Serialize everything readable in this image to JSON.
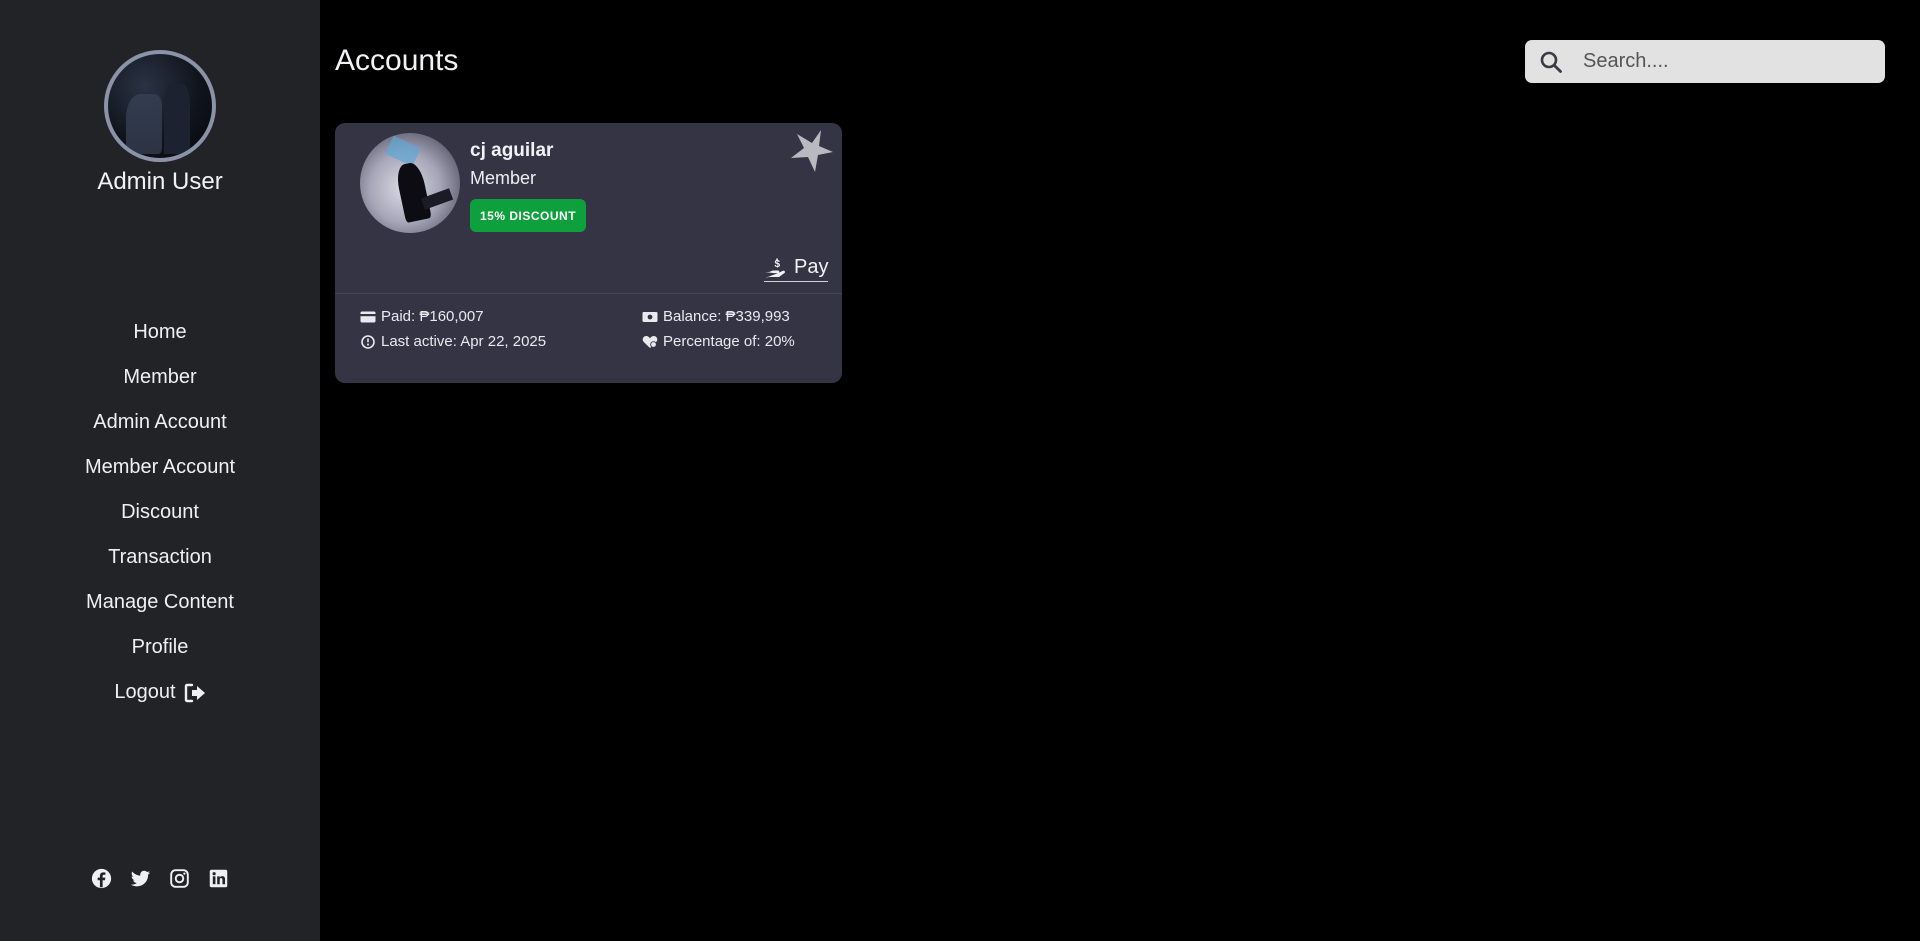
{
  "sidebar": {
    "admin_name": "Admin User",
    "nav": [
      {
        "label": "Home"
      },
      {
        "label": "Member"
      },
      {
        "label": "Admin Account"
      },
      {
        "label": "Member Account"
      },
      {
        "label": "Discount"
      },
      {
        "label": "Transaction"
      },
      {
        "label": "Manage Content"
      },
      {
        "label": "Profile"
      },
      {
        "label": "Logout",
        "icon": "logout-icon"
      }
    ],
    "social_icons": [
      "facebook-icon",
      "twitter-icon",
      "instagram-icon",
      "linkedin-icon"
    ]
  },
  "header": {
    "title": "Accounts",
    "search_placeholder": "Search...."
  },
  "accounts": [
    {
      "name": "cj aguilar",
      "role": "Member",
      "discount_badge": "15% DISCOUNT",
      "pay_label": "Pay",
      "paid": "Paid: ₱160,007",
      "last_active": "Last active: Apr 22, 2025",
      "balance": "Balance: ₱339,993",
      "percentage": "Percentage of: 20%"
    }
  ],
  "colors": {
    "background": "#000000",
    "sidebar": "#222327",
    "card": "#353444",
    "badge": "#0ea03c",
    "search": "#e2e2e2"
  }
}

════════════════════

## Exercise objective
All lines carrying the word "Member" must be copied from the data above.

## Task solution
        "label": "Member"
        "label": "Member Account"
      "role": "Member",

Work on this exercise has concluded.